Prague exhibition showcases work of Chinese dissident artist
The new exhibition MADe IN CHINA at the DOX Centre for Contemporary Art in Prague focuses on the work of Chinese dissident artist Badiucao. The show has also made international news, after the city’s Chinese Embassy tried to have it cancelled. I discussed the exhibition with DOX curator Michaela Šilpochová.
“The exhibition called MADe IN CHINA is the first retrospective exhibition of Badiucao, a Chinese artist-activist who is known for his protest art and who is currently working in exile in Australia. The exhibition retraces his career so far, addressing multiple aspects of his artistic production, be it graphic, pictorial or multimedia works, which are presented on four floors of DOX Centre for Contemporary Art in Prague.”
And why did you decide to have the exhibition in Prague – does that have any significance?
“For us it has a significance because obviously there have been links between Chinese dissidents and Czech dissidents. The Nobel Prize winning poet, Liu Xiaobo, who is the author of Charter 08, a document calling for political reform and the democratization of Chinese society, was inspired directly by the Czechoslovak Charter 77, which was inspired by the thoughts of Czech dissidents including Václav Havel.
“And there are other links that are important and we try to stress them in our exhibition, such as, for example, the reinterpretation of the Prague Lennon Wall during the Hong Kong protests of 2019. So we feel that there are certain relations which are very relevant for our audience, and also of course DOX has had a history of addressing projects which speak to the most current issues around the world. We feel that we are a space that should provide these artists with a voice.”
It's been in the news recently that the Chinese embassy got involved with this exhibition – could you tell us about that?
“The day before the opening of the exhibition in Prague, we were contacted by the local Chinese embassy who requested that the exhibition be cancelled because, according to them, it harms mutual relations between the Czech Republic and China.

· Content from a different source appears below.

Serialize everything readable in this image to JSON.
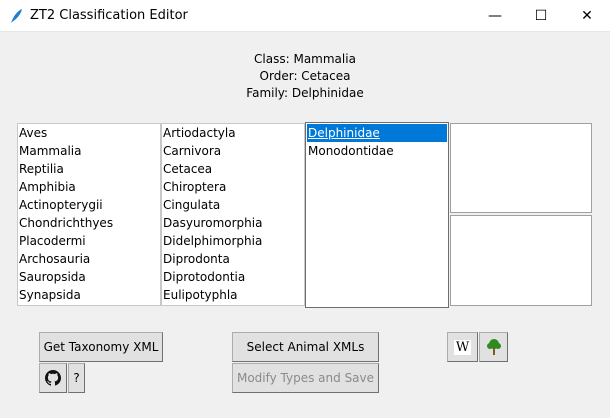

“The same thing happened at the first presentation of this exhibition in Italy, in Brescia in 2021, and just as in Italy we of course refuse any kind of pressure like this because we are a free and independent institution. We value our intellectual freedom and we definitely consider any attempt of this kind utterly unacceptable.”